* [Supplied data]:
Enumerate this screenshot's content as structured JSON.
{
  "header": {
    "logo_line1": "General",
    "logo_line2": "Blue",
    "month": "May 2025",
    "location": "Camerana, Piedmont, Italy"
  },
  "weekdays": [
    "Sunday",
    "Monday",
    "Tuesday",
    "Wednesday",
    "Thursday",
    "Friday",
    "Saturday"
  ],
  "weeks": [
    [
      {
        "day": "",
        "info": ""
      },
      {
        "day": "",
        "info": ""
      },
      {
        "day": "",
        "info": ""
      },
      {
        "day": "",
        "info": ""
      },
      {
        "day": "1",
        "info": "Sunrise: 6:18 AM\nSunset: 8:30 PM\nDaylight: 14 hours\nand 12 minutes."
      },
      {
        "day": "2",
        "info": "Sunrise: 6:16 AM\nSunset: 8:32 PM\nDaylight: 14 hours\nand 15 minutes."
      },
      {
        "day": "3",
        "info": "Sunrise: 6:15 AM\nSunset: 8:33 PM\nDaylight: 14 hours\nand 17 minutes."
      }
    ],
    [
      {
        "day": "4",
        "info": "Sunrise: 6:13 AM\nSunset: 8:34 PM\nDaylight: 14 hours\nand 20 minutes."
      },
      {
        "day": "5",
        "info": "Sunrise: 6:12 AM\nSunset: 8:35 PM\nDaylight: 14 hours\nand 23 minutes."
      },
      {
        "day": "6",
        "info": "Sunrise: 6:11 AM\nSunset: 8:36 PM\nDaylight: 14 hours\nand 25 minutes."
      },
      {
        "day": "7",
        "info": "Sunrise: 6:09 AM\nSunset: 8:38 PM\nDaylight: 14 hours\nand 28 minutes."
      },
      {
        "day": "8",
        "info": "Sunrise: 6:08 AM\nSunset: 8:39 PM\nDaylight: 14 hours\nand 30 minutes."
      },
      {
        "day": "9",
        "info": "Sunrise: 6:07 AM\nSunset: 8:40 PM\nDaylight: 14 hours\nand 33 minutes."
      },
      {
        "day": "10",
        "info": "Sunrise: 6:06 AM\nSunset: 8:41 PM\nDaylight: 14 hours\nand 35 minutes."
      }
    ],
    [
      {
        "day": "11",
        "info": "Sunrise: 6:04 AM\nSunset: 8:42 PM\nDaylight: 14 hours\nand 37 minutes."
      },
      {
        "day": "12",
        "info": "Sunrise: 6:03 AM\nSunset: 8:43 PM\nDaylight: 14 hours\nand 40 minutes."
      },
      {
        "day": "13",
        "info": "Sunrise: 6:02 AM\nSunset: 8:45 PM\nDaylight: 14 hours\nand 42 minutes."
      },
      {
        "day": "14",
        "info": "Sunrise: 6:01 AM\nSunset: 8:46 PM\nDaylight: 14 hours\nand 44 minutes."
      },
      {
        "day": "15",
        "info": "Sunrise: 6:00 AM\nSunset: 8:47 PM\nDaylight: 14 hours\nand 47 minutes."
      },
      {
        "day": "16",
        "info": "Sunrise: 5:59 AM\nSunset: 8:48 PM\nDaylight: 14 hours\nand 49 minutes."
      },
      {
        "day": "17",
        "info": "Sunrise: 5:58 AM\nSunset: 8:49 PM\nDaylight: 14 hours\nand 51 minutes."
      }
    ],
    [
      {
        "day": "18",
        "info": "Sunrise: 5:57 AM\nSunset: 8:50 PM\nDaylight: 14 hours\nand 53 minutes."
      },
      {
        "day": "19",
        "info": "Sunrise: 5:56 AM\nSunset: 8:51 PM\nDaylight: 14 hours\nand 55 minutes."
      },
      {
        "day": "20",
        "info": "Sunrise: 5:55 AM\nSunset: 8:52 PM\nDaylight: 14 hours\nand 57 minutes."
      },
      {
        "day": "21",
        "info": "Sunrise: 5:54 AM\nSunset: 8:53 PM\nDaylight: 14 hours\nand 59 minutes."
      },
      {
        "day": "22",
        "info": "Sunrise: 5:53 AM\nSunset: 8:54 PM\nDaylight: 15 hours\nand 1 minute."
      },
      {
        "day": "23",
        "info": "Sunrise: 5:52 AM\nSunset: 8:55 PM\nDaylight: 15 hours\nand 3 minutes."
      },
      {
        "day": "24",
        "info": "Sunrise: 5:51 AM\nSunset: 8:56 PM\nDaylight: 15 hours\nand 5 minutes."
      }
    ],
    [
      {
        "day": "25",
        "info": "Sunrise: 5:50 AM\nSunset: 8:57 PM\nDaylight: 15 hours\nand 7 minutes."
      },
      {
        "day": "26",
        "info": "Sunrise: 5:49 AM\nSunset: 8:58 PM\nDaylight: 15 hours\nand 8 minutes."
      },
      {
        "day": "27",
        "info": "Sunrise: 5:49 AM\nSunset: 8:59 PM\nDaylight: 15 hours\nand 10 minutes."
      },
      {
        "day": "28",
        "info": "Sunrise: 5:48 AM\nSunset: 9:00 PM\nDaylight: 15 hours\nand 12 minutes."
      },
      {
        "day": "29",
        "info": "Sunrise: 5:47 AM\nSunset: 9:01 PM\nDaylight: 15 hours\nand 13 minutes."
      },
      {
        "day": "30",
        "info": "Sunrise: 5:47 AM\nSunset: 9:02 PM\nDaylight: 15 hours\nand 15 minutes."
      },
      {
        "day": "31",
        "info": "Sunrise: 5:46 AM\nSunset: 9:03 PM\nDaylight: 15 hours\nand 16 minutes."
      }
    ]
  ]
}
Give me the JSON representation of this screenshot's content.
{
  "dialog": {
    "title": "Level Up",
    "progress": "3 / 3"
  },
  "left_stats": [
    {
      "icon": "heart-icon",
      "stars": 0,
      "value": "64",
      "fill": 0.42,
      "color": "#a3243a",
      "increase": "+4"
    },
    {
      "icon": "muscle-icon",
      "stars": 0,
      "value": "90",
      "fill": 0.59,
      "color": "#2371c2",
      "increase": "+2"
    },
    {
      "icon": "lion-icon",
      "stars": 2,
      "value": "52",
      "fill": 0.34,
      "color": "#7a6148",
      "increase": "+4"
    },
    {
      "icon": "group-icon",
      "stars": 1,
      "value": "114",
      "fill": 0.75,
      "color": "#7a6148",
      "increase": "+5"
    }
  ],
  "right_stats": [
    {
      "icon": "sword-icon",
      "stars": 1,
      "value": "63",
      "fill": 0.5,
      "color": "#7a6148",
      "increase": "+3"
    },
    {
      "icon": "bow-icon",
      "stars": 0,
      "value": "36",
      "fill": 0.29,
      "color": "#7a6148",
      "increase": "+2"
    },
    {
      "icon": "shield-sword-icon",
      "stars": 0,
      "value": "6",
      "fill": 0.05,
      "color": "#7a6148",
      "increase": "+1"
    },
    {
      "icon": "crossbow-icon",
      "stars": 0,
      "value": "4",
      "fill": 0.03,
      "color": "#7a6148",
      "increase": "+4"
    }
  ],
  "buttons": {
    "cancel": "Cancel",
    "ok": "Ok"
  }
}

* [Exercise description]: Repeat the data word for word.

* [Your solution]:
Enumerate this screenshot's content as structured JSON.
{
  "header": {
    "logo_line1": "General",
    "logo_line2": "Blue",
    "month": "May 2025",
    "location": "Camerana, Piedmont, Italy"
  },
  "weekdays": [
    "Sunday",
    "Monday",
    "Tuesday",
    "Wednesday",
    "Thursday",
    "Friday",
    "Saturday"
  ],
  "weeks": [
    [
      {
        "day": "",
        "info": ""
      },
      {
        "day": "",
        "info": ""
      },
      {
        "day": "",
        "info": ""
      },
      {
        "day": "",
        "info": ""
      },
      {
        "day": "1",
        "info": "Sunrise: 6:18 AM\nSunset: 8:30 PM\nDaylight: 14 hours\nand 12 minutes."
      },
      {
        "day": "2",
        "info": "Sunrise: 6:16 AM\nSunset: 8:32 PM\nDaylight: 14 hours\nand 15 minutes."
      },
      {
        "day": "3",
        "info": "Sunrise: 6:15 AM\nSunset: 8:33 PM\nDaylight: 14 hours\nand 17 minutes."
      }
    ],
    [
      {
        "day": "4",
        "info": "Sunrise: 6:13 AM\nSunset: 8:34 PM\nDaylight: 14 hours\nand 20 minutes."
      },
      {
        "day": "5",
        "info": "Sunrise: 6:12 AM\nSunset: 8:35 PM\nDaylight: 14 hours\nand 23 minutes."
      },
      {
        "day": "6",
        "info": "Sunrise: 6:11 AM\nSunset: 8:36 PM\nDaylight: 14 hours\nand 25 minutes."
      },
      {
        "day": "7",
        "info": "Sunrise: 6:09 AM\nSunset: 8:38 PM\nDaylight: 14 hours\nand 28 minutes."
      },
      {
        "day": "8",
        "info": "Sunrise: 6:08 AM\nSunset: 8:39 PM\nDaylight: 14 hours\nand 30 minutes."
      },
      {
        "day": "9",
        "info": "Sunrise: 6:07 AM\nSunset: 8:40 PM\nDaylight: 14 hours\nand 33 minutes."
      },
      {
        "day": "10",
        "info": "Sunrise: 6:06 AM\nSunset: 8:41 PM\nDaylight: 14 hours\nand 35 minutes."
      }
    ],
    [
      {
        "day": "11",
        "info": "Sunrise: 6:04 AM\nSunset: 8:42 PM\nDaylight: 14 hours\nand 37 minutes."
      },
      {
        "day": "12",
        "info": "Sunrise: 6:03 AM\nSunset: 8:43 PM\nDaylight: 14 hours\nand 40 minutes."
      },
      {
        "day": "13",
        "info": "Sunrise: 6:02 AM\nSunset: 8:45 PM\nDaylight: 14 hours\nand 42 minutes."
      },
      {
        "day": "14",
        "info": "Sunrise: 6:01 AM\nSunset: 8:46 PM\nDaylight: 14 hours\nand 44 minutes."
      },
      {
        "day": "15",
        "info": "Sunrise: 6:00 AM\nSunset: 8:47 PM\nDaylight: 14 hours\nand 47 minutes."
      },
      {
        "day": "16",
        "info": "Sunrise: 5:59 AM\nSunset: 8:48 PM\nDaylight: 14 hours\nand 49 minutes."
      },
      {
        "day": "17",
        "info": "Sunrise: 5:58 AM\nSunset: 8:49 PM\nDaylight: 14 hours\nand 51 minutes."
      }
    ],
    [
      {
        "day": "18",
        "info": "Sunrise: 5:57 AM\nSunset: 8:50 PM\nDaylight: 14 hours\nand 53 minutes."
      },
      {
        "day": "19",
        "info": "Sunrise: 5:56 AM\nSunset: 8:51 PM\nDaylight: 14 hours\nand 55 minutes."
      },
      {
        "day": "20",
        "info": "Sunrise: 5:55 AM\nSunset: 8:52 PM\nDaylight: 14 hours\nand 57 minutes."
      },
      {
        "day": "21",
        "info": "Sunrise: 5:54 AM\nSunset: 8:53 PM\nDaylight: 14 hours\nand 59 minutes."
      },
      {
        "day": "22",
        "info": "Sunrise: 5:53 AM\nSunset: 8:54 PM\nDaylight: 15 hours\nand 1 minute."
      },
      {
        "day": "23",
        "info": "Sunrise: 5:52 AM\nSunset: 8:55 PM\nDaylight: 15 hours\nand 3 minutes."
      },
      {
        "day": "24",
        "info": "Sunrise: 5:51 AM\nSunset: 8:56 PM\nDaylight: 15 hours\nand 5 minutes."
      }
    ],
    [
      {
        "day": "25",
        "info": "Sunrise: 5:50 AM\nSunset: 8:57 PM\nDaylight: 15 hours\nand 7 minutes."
      },
      {
        "day": "26",
        "info": "Sunrise: 5:49 AM\nSunset: 8:58 PM\nDaylight: 15 hours\nand 8 minutes."
      },
      {
        "day": "27",
        "info": "Sunrise: 5:49 AM\nSunset: 8:59 PM\nDaylight: 15 hours\nand 10 minutes."
      },
      {
        "day": "28",
        "info": "Sunrise: 5:48 AM\nSunset: 9:00 PM\nDaylight: 15 hours\nand 12 minutes."
      },
      {
        "day": "29",
        "info": "Sunrise: 5:47 AM\nSunset: 9:01 PM\nDaylight: 15 hours\nand 13 minutes."
      },
      {
        "day": "30",
        "info": "Sunrise: 5:47 AM\nSunset: 9:02 PM\nDaylight: 15 hours\nand 15 minutes."
      },
      {
        "day": "31",
        "info": "Sunrise: 5:46 AM\nSunset: 9:03 PM\nDaylight: 15 hours\nand 16 minutes."
      }
    ]
  ]
}
Give me the JSON representation of this screenshot's content.
{
  "dialog": {
    "title": "Level Up",
    "progress": "3 / 3"
  },
  "left_stats": [
    {
      "icon": "heart-icon",
      "stars": 0,
      "value": "64",
      "fill": 0.42,
      "color": "#a3243a",
      "increase": "+4"
    },
    {
      "icon": "muscle-icon",
      "stars": 0,
      "value": "90",
      "fill": 0.59,
      "color": "#2371c2",
      "increase": "+2"
    },
    {
      "icon": "lion-icon",
      "stars": 2,
      "value": "52",
      "fill": 0.34,
      "color": "#7a6148",
      "increase": "+4"
    },
    {
      "icon": "group-icon",
      "stars": 1,
      "value": "114",
      "fill": 0.75,
      "color": "#7a6148",
      "increase": "+5"
    }
  ],
  "right_stats": [
    {
      "icon": "sword-icon",
      "stars": 1,
      "value": "63",
      "fill": 0.5,
      "color": "#7a6148",
      "increase": "+3"
    },
    {
      "icon": "bow-icon",
      "stars": 0,
      "value": "36",
      "fill": 0.29,
      "color": "#7a6148",
      "increase": "+2"
    },
    {
      "icon": "shield-sword-icon",
      "stars": 0,
      "value": "6",
      "fill": 0.05,
      "color": "#7a6148",
      "increase": "+1"
    },
    {
      "icon": "crossbow-icon",
      "stars": 0,
      "value": "4",
      "fill": 0.03,
      "color": "#7a6148",
      "increase": "+4"
    }
  ],
  "buttons": {
    "cancel": "Cancel",
    "ok": "Ok"
  }
}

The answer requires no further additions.